We're moving in the wrong direction. We need to be finding ways not to use bombs at all instead of figuring out how to make them more powerful without destroying the environment. I don't want a weapon like that in the hands of a George W. Bush or a John McCain. McCain's already promising that, when he's president, he'll do everything he can to get more of our troops killed. Do we really think he needs a bomb capable of killing more people? This is basically scientists trying to figure out a way to make a nuclear bomb without killing the planet.
Chilling. I think it's chilling that we're still trying to find ways to point out that human life is worthless and killing can be more efficient.
Monday, May 26, 2008
The third-graders were making Sensory Books on Friday, in which they were supposed to write down sensory impressions of their favorite things.
THIRD GRADE GIRL: I don't think I can do the first one right now.
ME: Well, let's see. It's asking for your favorite food. What's your favorite food?
THIRD GRADE GIRL: Pizza.
THIRD GRADE GIRL: But how am I supposed to talk about what it smells like or looks like if it's not in front of me?
ME: It's asking you to be creative. See, it's not asking literally how your pizza smells. It's asking for a creative impression. A connection to something else. [The idea of making connections between stories, facts, and everyday lives is very big at this school.]
THIRD GRADE GIRL: Well, how am I supposed to do that without the pizza in front of me?
ME: Well, why don't you move on to the second question?

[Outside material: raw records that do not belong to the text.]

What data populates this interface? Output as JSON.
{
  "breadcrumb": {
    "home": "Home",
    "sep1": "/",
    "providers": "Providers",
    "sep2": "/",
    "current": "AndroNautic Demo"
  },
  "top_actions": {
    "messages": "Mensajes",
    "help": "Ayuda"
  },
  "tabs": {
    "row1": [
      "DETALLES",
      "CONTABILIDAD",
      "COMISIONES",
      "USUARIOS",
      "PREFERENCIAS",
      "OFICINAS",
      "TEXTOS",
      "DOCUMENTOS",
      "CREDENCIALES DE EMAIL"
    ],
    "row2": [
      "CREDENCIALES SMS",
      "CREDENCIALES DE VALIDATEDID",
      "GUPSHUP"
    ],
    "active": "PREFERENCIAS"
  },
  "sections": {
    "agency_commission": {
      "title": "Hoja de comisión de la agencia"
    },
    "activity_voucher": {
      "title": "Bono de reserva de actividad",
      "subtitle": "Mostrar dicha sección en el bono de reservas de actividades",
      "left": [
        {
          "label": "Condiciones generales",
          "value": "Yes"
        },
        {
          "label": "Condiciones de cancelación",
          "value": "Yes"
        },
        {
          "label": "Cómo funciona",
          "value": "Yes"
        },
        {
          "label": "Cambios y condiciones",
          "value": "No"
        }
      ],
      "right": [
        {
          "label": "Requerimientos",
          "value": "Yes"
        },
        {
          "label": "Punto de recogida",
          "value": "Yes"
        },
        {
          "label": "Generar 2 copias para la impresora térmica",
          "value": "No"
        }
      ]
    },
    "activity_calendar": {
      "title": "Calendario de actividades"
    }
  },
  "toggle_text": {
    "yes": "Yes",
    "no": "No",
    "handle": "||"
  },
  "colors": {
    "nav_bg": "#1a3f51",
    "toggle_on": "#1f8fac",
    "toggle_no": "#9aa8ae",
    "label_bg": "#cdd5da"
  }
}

What's your favorite color?
THIRD GRADE GIRL: Umm, I have two. Can I use both or should I just pick one?
ME: Why don't you just pick one?
THIRD GRADE GIRL: But I can't decide...
ME: What are they?
THIRD GRADE GIRL: Hot pink and lime green.
ME: ... How oddly specific. I salute you on your choices.
Sunday, May 25, 2008
Jessi Colter, the lady Outlaw, is 65 years old today. She wrote and sang a lot of truly great songs, but this plaintive, strong piece of heartbreak is the best one. It's very cloudy here, overcast, and this is the perfect kind of day for this kind of song.